More than a decade ago, Alameda County passed an ordinance that makes it a misdemeanor to bring or posses a firearm or ammunition on county property. Gun show promoters Russell and Sallie Nordyke sued the county, arguing that the ordinance was really meant to prohibit gun shows that the couple had hosted at the county’s fairgrounds since 1991.
While the ordinance did not specifically mention gun shows, the Nordykes citied public comments made by county officials that they claimed revealed the law’s real purpose. The county maintained that it passed the ordinance to combat an increase in gun violence on county property.
Several iterations of the lawsuit, first filed in 1999, ran a circuitous and long-suffering route from the District Court, to a full panel of the 9th Circuit to the California Supreme Court and back, resting finally in the Northern District of California, where U.S. District Judge Martin Jenkins ruled for the county.
Jenkins denied the Nordykes’ motion to amend their complaint to add claims under the Second Amendment, and granted summary judgment to the county on First Amendment and equal protection claims.
On remand from an en banc hearing in the 9th Circuit, a three-judge panel of the federal appeals court in San Francisco agreed with the District Court on the First Amendment and equal protection issues, but found that the Nordykes should be allowed to amend their complaint because all of the U.S. Supreme Court’s “modern Second Amendment case law” – including the landmark 2008 rulings in McDonald v. Chicago and District of Columbia v. Heller – has been decided during the six years since they submitted their proposed second amended complaint.

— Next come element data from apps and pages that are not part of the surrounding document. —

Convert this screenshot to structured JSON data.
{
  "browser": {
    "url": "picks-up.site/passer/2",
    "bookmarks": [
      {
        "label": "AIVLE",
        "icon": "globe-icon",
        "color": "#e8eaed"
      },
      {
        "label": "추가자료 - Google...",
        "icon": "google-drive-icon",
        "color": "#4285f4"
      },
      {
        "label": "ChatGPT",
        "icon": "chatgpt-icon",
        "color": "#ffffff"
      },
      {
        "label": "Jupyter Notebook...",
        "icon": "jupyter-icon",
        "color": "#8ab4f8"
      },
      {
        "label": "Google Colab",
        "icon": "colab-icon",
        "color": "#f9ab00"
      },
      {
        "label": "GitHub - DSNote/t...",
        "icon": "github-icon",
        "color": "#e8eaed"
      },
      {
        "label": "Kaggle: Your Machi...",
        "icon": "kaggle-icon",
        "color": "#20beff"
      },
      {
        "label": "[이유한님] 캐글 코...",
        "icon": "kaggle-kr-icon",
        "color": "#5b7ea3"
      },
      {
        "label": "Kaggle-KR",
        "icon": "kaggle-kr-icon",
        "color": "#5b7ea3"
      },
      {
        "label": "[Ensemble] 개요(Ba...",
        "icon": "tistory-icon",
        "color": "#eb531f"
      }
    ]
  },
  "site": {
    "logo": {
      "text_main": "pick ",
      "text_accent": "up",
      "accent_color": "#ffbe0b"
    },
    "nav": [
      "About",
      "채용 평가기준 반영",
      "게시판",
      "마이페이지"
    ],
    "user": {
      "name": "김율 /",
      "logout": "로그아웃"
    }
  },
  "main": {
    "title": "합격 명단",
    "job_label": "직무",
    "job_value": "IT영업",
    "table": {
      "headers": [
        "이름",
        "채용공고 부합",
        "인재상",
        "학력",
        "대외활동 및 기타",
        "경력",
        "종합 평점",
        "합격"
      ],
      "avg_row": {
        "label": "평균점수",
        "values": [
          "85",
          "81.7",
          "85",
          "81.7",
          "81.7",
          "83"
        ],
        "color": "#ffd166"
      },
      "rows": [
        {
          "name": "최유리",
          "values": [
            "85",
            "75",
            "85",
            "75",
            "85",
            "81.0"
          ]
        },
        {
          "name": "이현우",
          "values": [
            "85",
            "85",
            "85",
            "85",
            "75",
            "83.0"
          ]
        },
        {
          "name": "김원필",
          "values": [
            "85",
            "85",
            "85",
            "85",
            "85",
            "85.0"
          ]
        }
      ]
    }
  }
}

“Accordingly, there may well be facts which the Nordykes did not consider relevant in 2004, and thus did not allege in the proposed second amended complaint, but which, if now alleged, might plausibly suggest that the ordinance substantially burdens the Nordykes’ Second Amendment rights,” Judge Diarmuid O’Scannlain wrote for the panel.
“Therefore, to the extent that the District Court’s denial of leave to amend was with prejudice, it must be vacated and the Nordykes given the opportunity further to amend their complaint. If they do, the District Court should consider, in light of Heller, McDonald, and this opinion, whether the Nordykes have alleged a viable Second Amendment claim.”
In affirming the District Court’s ruling in favor of Alameda County on the Nordykes’ First Amendment claim, the judges said they were not convinced by the argument that the county had adopted the law to limit the free expression of members of the “gun culture.”
“The ordinance’s language suggests that gun violence, not gun culture, motivated its passage,” O’Scannlain wrote. “Here, there is sufficient evidence to suggest that the ordinance furthers the county’s interest in keeping those on its property safe from gun crime.”
For their equal protection claim, the Nordykes argued that the county favored military re-enactors over gun-show participants, as the ordinance allowed such re-enactors, who carry historic firearms loaded with blanks, to use the fairgrounds.
Again, the panel found the Nordykes’ argument wanting.
“The county could reasonably conclude that gun shows are more dangerous than military reenactments,” O’Scannlain wrote. “This is enough to satisfy rational basis scrutiny.”